Exercise instructions: Copy each line in the data that includes the word "accent".

=== Exercise input ===

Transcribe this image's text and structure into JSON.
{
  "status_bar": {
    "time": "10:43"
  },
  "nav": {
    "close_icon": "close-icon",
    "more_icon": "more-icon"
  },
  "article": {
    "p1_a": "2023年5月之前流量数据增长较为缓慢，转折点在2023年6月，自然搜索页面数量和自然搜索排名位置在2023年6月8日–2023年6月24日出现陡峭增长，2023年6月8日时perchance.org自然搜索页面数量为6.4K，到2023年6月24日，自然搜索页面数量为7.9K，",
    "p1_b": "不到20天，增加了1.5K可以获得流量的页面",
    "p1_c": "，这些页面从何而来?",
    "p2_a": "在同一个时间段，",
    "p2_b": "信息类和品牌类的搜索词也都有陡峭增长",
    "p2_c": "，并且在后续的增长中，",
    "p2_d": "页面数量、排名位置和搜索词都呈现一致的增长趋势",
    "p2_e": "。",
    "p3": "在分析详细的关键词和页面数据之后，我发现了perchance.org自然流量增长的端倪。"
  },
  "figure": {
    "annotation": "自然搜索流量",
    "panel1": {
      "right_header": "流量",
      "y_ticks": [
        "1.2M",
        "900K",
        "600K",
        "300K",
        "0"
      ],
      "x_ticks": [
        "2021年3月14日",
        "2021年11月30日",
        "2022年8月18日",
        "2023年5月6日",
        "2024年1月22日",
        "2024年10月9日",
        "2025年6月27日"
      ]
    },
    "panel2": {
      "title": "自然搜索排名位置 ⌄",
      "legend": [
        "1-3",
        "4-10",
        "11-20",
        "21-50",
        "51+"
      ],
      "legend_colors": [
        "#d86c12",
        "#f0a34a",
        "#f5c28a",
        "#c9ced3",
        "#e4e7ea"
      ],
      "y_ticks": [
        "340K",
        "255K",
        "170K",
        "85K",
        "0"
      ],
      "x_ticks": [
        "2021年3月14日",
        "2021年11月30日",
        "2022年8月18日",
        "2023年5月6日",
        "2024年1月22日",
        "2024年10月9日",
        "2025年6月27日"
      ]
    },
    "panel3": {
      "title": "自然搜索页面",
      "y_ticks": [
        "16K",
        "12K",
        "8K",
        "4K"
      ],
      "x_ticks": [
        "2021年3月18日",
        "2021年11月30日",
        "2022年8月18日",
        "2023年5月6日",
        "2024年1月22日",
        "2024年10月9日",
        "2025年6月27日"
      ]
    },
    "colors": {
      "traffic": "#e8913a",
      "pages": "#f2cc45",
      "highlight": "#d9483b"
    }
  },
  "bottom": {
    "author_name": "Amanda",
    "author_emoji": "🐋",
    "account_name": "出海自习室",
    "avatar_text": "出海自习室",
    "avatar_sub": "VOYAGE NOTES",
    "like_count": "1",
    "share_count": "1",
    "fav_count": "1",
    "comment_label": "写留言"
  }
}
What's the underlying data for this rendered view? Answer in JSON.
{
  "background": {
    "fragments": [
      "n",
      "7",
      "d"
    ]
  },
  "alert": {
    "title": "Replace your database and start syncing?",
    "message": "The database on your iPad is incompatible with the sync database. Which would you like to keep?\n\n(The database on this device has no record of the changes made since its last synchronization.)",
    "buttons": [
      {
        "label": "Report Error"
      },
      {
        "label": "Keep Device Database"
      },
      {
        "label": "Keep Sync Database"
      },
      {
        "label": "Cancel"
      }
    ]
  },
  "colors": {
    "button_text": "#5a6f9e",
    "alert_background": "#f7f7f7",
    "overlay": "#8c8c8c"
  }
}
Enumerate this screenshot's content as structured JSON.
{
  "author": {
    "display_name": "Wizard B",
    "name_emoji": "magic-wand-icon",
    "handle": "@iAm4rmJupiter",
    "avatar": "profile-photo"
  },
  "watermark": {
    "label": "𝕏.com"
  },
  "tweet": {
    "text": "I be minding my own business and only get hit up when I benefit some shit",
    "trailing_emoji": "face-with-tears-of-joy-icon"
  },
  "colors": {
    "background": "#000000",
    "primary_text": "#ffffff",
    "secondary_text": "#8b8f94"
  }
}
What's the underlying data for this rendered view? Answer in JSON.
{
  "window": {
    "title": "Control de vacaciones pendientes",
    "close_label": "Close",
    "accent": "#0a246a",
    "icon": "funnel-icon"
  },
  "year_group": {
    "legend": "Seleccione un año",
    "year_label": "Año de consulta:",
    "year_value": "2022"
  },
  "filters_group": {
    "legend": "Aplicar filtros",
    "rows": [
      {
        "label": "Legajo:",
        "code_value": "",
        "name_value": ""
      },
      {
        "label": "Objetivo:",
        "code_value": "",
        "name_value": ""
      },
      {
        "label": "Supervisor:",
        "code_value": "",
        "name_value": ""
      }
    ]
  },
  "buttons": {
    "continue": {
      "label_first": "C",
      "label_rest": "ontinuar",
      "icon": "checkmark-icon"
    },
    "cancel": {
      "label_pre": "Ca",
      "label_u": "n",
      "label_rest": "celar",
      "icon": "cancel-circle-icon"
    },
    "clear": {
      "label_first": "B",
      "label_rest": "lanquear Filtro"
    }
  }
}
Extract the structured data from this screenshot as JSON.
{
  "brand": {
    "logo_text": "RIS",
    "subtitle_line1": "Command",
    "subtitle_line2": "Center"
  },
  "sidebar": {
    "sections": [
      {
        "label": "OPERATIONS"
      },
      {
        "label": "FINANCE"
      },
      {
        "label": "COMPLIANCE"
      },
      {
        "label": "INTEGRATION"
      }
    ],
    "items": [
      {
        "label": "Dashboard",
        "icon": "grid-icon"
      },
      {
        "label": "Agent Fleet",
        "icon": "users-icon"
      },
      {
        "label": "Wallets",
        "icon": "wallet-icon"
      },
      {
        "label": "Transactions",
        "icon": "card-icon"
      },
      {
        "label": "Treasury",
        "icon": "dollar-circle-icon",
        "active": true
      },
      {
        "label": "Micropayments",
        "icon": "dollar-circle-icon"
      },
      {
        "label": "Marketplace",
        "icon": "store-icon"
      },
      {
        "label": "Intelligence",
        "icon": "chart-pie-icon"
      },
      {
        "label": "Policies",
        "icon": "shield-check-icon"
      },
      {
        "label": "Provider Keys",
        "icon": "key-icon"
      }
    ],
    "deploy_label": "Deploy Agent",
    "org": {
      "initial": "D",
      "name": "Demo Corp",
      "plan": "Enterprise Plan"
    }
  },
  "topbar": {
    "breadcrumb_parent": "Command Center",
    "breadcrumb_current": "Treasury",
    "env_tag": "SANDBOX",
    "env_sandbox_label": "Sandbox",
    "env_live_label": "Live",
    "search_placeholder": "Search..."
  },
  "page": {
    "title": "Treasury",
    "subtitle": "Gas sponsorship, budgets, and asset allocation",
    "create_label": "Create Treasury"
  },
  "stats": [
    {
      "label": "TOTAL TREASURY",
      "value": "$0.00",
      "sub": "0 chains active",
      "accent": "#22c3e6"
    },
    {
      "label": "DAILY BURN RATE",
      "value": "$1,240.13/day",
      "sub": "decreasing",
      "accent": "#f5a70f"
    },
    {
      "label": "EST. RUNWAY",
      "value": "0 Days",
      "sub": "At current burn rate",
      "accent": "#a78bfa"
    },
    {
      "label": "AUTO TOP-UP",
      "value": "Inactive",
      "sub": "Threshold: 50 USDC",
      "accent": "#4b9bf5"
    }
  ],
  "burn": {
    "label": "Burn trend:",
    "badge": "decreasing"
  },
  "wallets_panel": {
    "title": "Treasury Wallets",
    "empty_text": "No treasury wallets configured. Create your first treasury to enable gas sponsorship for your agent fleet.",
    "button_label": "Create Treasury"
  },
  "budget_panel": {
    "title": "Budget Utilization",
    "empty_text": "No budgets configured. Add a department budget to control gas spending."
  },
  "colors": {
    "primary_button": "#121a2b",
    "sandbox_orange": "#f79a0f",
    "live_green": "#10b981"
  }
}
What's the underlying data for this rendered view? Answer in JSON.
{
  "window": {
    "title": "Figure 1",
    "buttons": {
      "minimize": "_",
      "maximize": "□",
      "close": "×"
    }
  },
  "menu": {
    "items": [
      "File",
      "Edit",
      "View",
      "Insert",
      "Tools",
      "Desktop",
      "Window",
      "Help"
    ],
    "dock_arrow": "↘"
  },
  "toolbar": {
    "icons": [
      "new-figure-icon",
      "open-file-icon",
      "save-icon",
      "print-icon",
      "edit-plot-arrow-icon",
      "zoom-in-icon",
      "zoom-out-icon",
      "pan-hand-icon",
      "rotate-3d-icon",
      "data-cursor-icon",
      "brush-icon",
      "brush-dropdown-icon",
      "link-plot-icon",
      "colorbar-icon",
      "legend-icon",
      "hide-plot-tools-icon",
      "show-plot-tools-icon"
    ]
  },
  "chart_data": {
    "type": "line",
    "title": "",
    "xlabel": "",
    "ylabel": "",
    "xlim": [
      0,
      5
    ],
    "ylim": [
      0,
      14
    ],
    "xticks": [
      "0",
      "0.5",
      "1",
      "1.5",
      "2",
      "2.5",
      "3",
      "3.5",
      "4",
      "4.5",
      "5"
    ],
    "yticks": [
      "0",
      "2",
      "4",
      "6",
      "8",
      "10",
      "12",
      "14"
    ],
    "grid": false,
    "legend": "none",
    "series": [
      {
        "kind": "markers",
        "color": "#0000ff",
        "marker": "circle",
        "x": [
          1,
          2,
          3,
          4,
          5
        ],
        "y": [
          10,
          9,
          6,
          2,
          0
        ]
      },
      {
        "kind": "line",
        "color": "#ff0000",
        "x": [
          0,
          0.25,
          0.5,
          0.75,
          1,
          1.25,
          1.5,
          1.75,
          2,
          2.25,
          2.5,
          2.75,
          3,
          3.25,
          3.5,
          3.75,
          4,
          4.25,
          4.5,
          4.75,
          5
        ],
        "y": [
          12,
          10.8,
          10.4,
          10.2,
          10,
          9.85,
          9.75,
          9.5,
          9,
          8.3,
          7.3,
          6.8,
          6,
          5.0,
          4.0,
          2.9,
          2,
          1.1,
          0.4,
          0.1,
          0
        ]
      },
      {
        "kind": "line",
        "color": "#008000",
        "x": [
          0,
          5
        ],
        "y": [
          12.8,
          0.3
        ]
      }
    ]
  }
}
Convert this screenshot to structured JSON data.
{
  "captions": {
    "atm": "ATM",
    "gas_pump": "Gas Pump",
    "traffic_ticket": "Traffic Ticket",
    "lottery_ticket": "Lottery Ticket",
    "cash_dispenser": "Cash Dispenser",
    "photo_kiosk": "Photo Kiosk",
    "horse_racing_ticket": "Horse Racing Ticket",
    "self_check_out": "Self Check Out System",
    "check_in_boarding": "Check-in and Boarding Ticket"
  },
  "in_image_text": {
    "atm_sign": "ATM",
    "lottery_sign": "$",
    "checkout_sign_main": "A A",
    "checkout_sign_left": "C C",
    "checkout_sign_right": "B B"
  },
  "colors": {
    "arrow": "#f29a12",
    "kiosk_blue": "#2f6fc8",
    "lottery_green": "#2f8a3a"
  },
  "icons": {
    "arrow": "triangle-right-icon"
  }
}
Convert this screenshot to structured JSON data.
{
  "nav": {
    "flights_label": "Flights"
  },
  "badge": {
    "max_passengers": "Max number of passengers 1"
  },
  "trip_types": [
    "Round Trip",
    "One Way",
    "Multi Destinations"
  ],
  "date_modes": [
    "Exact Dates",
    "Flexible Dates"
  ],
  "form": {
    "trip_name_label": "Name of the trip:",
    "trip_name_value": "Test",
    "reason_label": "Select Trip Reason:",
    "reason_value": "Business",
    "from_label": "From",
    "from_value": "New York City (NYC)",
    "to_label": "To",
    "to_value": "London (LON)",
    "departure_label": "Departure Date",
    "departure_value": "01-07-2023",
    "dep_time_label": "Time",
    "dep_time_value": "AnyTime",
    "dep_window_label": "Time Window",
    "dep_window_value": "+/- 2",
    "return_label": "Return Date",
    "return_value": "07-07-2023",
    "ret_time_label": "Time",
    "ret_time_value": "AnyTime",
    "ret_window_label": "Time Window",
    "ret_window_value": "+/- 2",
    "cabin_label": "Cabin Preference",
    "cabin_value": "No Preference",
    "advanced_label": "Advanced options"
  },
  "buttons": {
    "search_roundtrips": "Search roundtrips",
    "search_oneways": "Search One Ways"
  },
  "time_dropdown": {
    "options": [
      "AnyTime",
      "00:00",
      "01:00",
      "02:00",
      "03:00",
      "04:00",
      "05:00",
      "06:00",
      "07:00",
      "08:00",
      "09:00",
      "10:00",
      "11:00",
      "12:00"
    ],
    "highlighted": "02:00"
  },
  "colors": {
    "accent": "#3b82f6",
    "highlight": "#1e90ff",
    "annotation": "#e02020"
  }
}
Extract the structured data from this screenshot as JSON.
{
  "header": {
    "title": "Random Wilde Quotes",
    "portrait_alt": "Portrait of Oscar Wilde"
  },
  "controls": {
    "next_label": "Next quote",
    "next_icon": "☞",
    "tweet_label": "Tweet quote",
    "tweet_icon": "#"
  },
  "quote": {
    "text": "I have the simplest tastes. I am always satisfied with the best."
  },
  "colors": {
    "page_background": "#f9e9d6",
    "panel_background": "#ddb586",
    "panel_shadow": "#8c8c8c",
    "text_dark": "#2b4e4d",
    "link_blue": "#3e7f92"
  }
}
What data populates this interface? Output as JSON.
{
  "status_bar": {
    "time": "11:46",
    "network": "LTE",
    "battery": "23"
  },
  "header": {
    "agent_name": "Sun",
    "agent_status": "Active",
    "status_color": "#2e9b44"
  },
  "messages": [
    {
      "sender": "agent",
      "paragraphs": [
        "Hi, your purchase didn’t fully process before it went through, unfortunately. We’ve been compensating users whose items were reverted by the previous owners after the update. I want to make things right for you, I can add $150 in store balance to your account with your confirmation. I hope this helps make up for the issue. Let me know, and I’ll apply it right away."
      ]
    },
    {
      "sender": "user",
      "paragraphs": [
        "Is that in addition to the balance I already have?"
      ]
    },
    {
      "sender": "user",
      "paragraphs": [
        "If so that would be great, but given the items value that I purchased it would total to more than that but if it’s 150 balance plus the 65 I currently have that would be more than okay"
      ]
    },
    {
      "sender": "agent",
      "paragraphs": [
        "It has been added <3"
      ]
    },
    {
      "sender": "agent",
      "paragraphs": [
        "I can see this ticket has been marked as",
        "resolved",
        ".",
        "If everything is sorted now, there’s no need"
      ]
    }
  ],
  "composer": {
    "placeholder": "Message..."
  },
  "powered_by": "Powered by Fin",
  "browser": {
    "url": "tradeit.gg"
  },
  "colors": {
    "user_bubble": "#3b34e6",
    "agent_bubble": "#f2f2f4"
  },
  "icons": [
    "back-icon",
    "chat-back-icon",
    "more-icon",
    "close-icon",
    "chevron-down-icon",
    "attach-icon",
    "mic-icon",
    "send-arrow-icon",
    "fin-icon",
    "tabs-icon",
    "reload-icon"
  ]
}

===

Solution to this exercise:
    "accent": "#0a246a",
      "accent": "#22c3e6"
      "accent": "#f5a70f"
      "accent": "#a78bfa"
      "accent": "#4b9bf5"
    "accent": "#3b82f6",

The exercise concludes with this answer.